### What you will do
Where a line in the material below has the string "chevron", please report it.

### Entries supplied
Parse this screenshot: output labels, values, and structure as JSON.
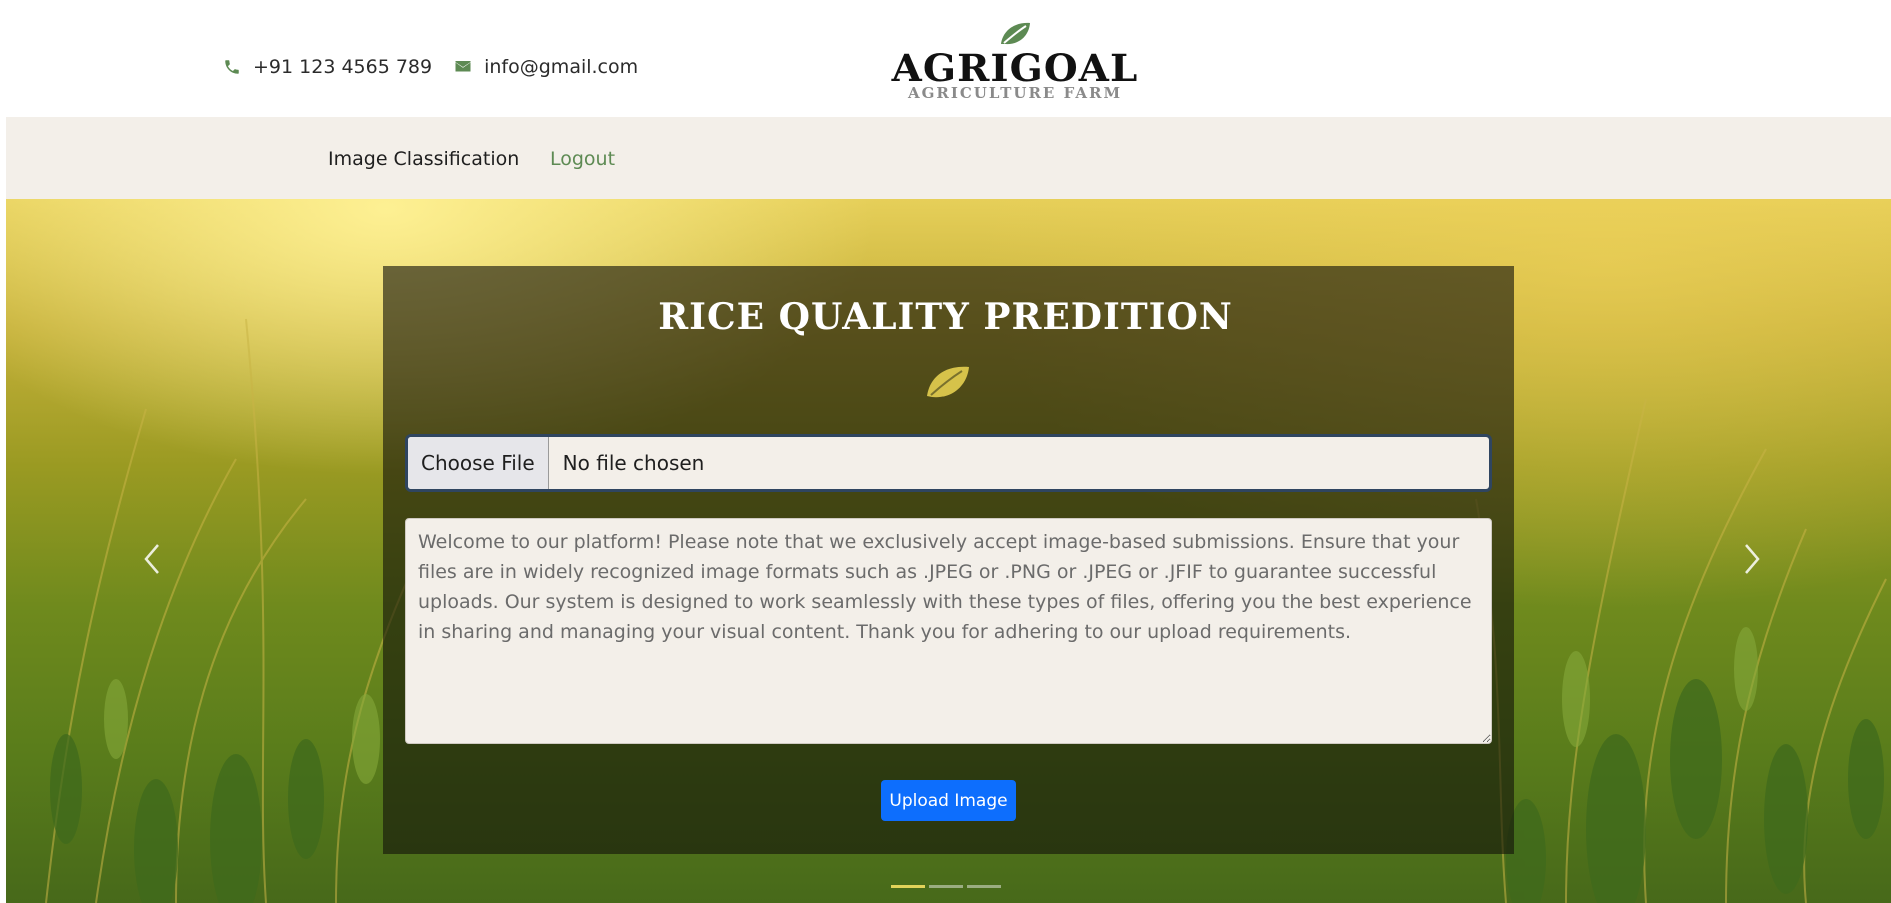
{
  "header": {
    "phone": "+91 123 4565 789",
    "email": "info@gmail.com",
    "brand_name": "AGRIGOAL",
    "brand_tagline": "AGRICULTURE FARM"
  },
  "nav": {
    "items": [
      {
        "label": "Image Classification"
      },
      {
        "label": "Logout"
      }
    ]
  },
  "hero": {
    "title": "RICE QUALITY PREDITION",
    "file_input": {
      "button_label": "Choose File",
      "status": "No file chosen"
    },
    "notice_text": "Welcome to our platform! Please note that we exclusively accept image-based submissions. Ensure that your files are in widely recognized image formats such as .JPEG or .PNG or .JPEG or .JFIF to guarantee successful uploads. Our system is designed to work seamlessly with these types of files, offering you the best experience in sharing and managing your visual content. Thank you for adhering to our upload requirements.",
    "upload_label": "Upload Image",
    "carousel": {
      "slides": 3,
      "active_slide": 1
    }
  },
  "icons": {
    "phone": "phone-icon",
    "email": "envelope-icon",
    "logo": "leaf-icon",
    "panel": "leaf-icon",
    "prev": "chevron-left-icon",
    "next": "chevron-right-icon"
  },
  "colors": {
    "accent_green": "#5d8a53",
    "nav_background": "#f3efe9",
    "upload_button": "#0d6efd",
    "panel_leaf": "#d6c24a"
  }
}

### Your response
    "prev": "chevron-left-icon",
    "next": "chevron-right-icon"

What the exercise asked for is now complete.